= WORK ITEM =
Once the pictures are removed, restate the listing word for word.

#### DATA SHOWN ####

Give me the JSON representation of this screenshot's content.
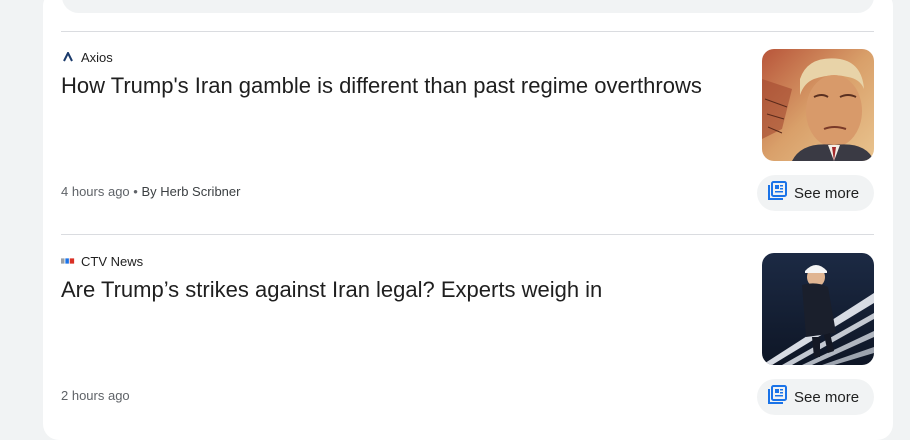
{
  "articles": [
    {
      "source": "Axios",
      "headline": "How Trump's Iran gamble is different than past regime overthrows",
      "time": "4 hours ago",
      "separator": "•",
      "byline": "By Herb Scribner",
      "see_more": "See more",
      "logo_icon": "axios-logo-icon",
      "image": "trump-portrait-on-map"
    },
    {
      "source": "CTV News",
      "headline": "Are Trump’s strikes against Iran legal? Experts weigh in",
      "time": "2 hours ago",
      "see_more": "See more",
      "logo_icon": "ctv-news-logo-icon",
      "image": "trump-descending-stairs"
    }
  ],
  "colors": {
    "accent": "#1a73e8",
    "axios_logo": "#1a3a6b",
    "see_more_bg": "#f1f3f4"
  }
}
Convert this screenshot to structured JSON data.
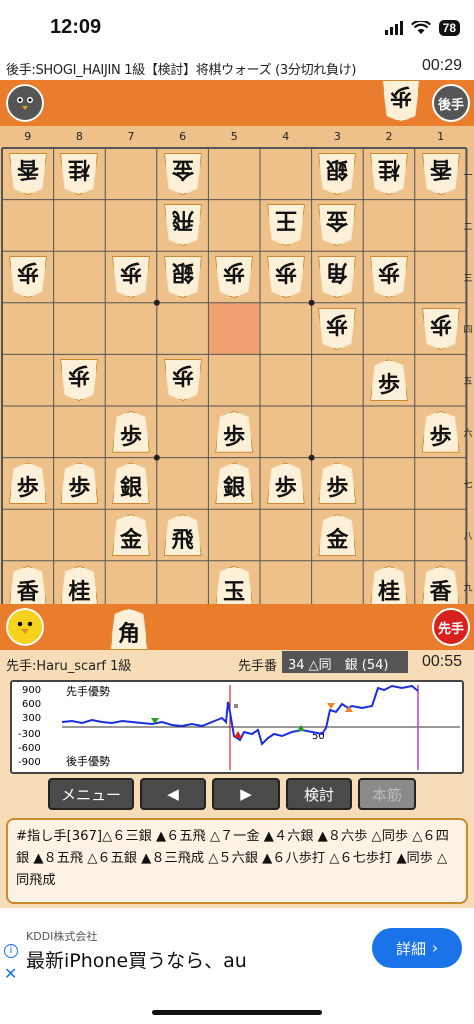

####

= ANSWER TO THIS EXERCISE =
Give me the JSON representation of this screenshot's content.
{
  "articles": [
    {
      "source": "Axios",
      "headline": "How Trump's Iran gamble is different than past regime overthrows",
      "time": "4 hours ago",
      "separator": "•",
      "byline": "By Herb Scribner",
      "see_more": "See more",
      "logo_icon": "axios-logo-icon",
      "image": "trump-portrait-on-map"
    },
    {
      "source": "CTV News",
      "headline": "Are Trump’s strikes against Iran legal? Experts weigh in",
      "time": "2 hours ago",
      "see_more": "See more",
      "logo_icon": "ctv-news-logo-icon",
      "image": "trump-descending-stairs"
    }
  ],
  "colors": {
    "accent": "#1a73e8",
    "axios_logo": "#1a3a6b",
    "see_more_bg": "#f1f3f4"
  }
}
Convert this screenshot to structured JSON data.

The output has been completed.